I’ve decided to start a series of posts laying out what I take to be real world problems with the trend among many decent conservative-leaning folk, now disenfranchised with the US’s de facto two-party system, to see “Libertarianism” as a viable alternative to the given possibilities of the left and the right. I should say up front that this series is less about what libertarianism was or should be, historically, and more about why it is that erstwhile right-wingers see it as an ideology with which they want to now identify. I will, of course, be quite keen to learn from any of you who happen across this blog about this particular ideological history, and how it informs our present. I’m just saying, don’t expect a history lesson; my aim is rather the opposite one of trying to understand ourselves and the ideological alternatives that constitute our past and future better, by observing some things of note about our how this particular ideological option functions in today’s political discourse.
Before I mount this soapbox, let me say up front how deeply I sympathize with many of the critical concerns expressed by the new libertarians — specifically,all those which fall under the rubric of “corporatist” politics, in which there is a deep collusion between “Big Government” and “Big Business.” I admire, for example, Ron Paul’s principled stance against things like corporate lobbying; the racist criminal justice system; the excesses and injustices of the US-led (yet global) “military-industrial complex.” I have a sincere respect for those who take these problems, and all others associated with “money in politics,” seriously. This series will, I hope, reflect that affiliation, and be seen by my libertarian friends as an expression of that respect for common conviction and desire for better understanding about serious differences. I couldn’t write an equally-respectful series about Republicans because, even though I know and love many who self-identify that way, that doesn’t change the fact that, ideologically, their sense for the moral problems leftists and libertarians alike are concerned about is virtually non-existent. (All that to say: please, take the “stupid” in the blog title with the intended dosage of salt.)
That total lack of respect I have for contemporary Republican ideology brings me, libertarian friends, to critique numero uno: the main reason not to be a libertarian is because libertarians agree with Republicans that the source of political corruption is “Big Government,” not corporate capitalism. To be sure, libertarians have a lot to say against corporatist corruption and its political influence. But their critique here is ideologically driven by the problem of Big Government: corporatism is a problem first and foremost because it is an aspect of overreaching political structures, not because corporate hegemony (in simply economic terms) is itself an unjust phenomenon. While there are surely many libertarians who do object on grounds of morality or social justice to aspects of corporate-capitalism — e.g., they see the environmental havoc it’s wreaking — nevertheless, ideologically, the source of this immorality is not bad economic policy, but policy itself. In the simplest terms, libertarians today find their moral center in the sensibility that government itself is the root problem. It’s not the fact that what bends our leaders’ ears, and lines their pockets, are inhumane economic agendas (e.g. corporate capitalism); it’s that our policy-makers have any say in the matter, to begin with.
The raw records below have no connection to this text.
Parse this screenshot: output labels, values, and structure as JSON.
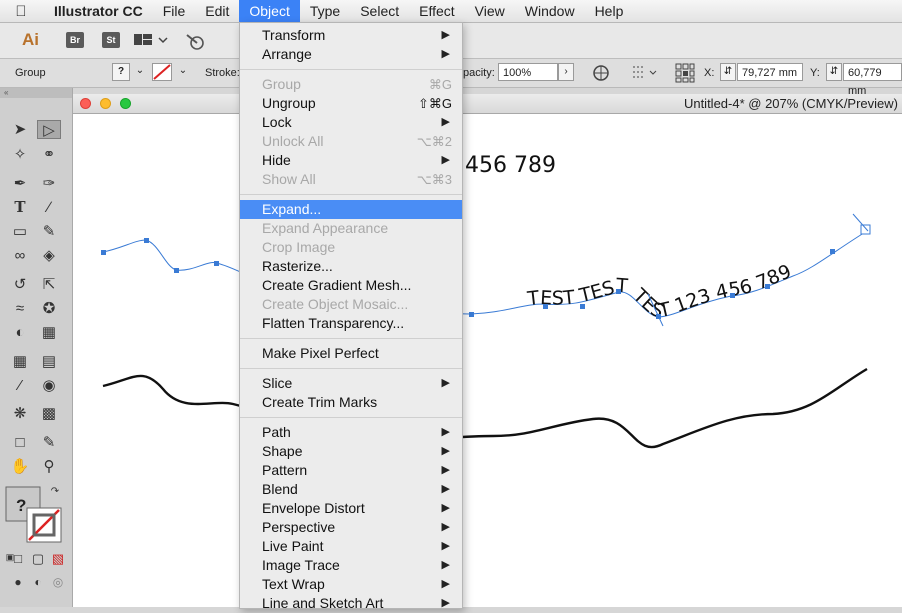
{
  "menubar": {
    "app": "Illustrator CC",
    "items": [
      "File",
      "Edit",
      "Object",
      "Type",
      "Select",
      "Effect",
      "View",
      "Window",
      "Help"
    ]
  },
  "appbar": {
    "logo": "Ai",
    "bridge": "Br",
    "stock": "St"
  },
  "control": {
    "selection": "Group",
    "fill_value": "?",
    "stroke_label": "Stroke:",
    "opacity_label": "pacity:",
    "opacity_value": "100%",
    "x_label": "X:",
    "x_value": "79,727 mm",
    "y_label": "Y:",
    "y_value": "60,779 mm"
  },
  "document": {
    "title": "Untitled-4* @ 207% (CMYK/Preview)"
  },
  "canvas": {
    "top_text": "456 789",
    "path_text": "TEST TEST TEST 123 456 789"
  },
  "object_menu": {
    "groups": [
      [
        {
          "label": "Transform",
          "submenu": true
        },
        {
          "label": "Arrange",
          "submenu": true
        }
      ],
      [
        {
          "label": "Group",
          "shortcut": "⌘G",
          "disabled": true
        },
        {
          "label": "Ungroup",
          "shortcut": "⇧⌘G"
        },
        {
          "label": "Lock",
          "submenu": true
        },
        {
          "label": "Unlock All",
          "shortcut": "⌥⌘2",
          "disabled": true
        },
        {
          "label": "Hide",
          "submenu": true
        },
        {
          "label": "Show All",
          "shortcut": "⌥⌘3",
          "disabled": true
        }
      ],
      [
        {
          "label": "Expand...",
          "highlighted": true
        },
        {
          "label": "Expand Appearance",
          "disabled": true
        },
        {
          "label": "Crop Image",
          "disabled": true
        },
        {
          "label": "Rasterize..."
        },
        {
          "label": "Create Gradient Mesh..."
        },
        {
          "label": "Create Object Mosaic...",
          "disabled": true
        },
        {
          "label": "Flatten Transparency..."
        }
      ],
      [
        {
          "label": "Make Pixel Perfect"
        }
      ],
      [
        {
          "label": "Slice",
          "submenu": true
        },
        {
          "label": "Create Trim Marks"
        }
      ],
      [
        {
          "label": "Path",
          "submenu": true
        },
        {
          "label": "Shape",
          "submenu": true
        },
        {
          "label": "Pattern",
          "submenu": true
        },
        {
          "label": "Blend",
          "submenu": true
        },
        {
          "label": "Envelope Distort",
          "submenu": true
        },
        {
          "label": "Perspective",
          "submenu": true
        },
        {
          "label": "Live Paint",
          "submenu": true
        },
        {
          "label": "Image Trace",
          "submenu": true
        },
        {
          "label": "Text Wrap",
          "submenu": true
        },
        {
          "label": "Line and Sketch Art",
          "submenu": true
        }
      ]
    ]
  },
  "colors": {
    "accent": "#4a8df5",
    "path_blue": "#3a7bd5"
  }
}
This basic ideological sensibility is why Ron Paul was even allowed on the stage with the outright corporatist candidates. Despite his critical differences from the other Republican candidates (which are indeed real), what Ron Paul devotees who dramatize his “revolutionary” potential systematically fail to notice is that, despite the fact that he names the basic “problem” in a way that is markedly different from other Republicans (namely, he’s explicitly against government-business “collusion”), he is of one mind with the corporatists on the social “solution”: less policy, most crucially of any kind which might impede the “free market.” That is why Paul was allowed to appear stage-right on our TVs: you get all the rhetorical flair of an anti-corporatist agenda (the sincerity of which I’m not doubting), which can then be twisted as “party diversity,” slipping a bit of “moral integrity” onto the ticket betwixt all those greased palms and overtly fake smiles. Yet, practically, his economic position is pro-corporate hegemony. Because, again, Ron Paul style libertarianism, like corporatists of all stripes (including most Democratic and Republican representatives), sees the problem in political, not economic terms. In other words, the problem for these libertarians is political power itself — the right and authority to “make law,” with social Law seen as the inverse of personal Liberty. This notion blinds would-be radicals to the truth that the root problem is not “Law” or “Government” as such,or in the abstract, but the particular form social law and/or governance takes when determined by narrow interests. As Marx and other insightful observers of capital’s inner-workings have taught us, these narrow — shall we say “private?” — interests most often have to do with that root of all evil, the love of money, of one’s own material gain, above all else.
So, I agree with you, libertarians, that we should all be about getting “money out of politics” — because it rigs elections, because it bends policy toward private interests, etc. But we need to have more, and better, discussion, about why “money in politics” is such a corrupting force to begin with, and how best to deal with it. I’m afraid that as long as you mislocate the problem in law and social order itself, the rest of us have no concrete (nor indeed any logical) reason to trust that your way of regulating society — that is, by freeing “the market” from any legal form of public accountability and social constraint — won’t just pour water on the root and help that corporate flower bloom even bigger.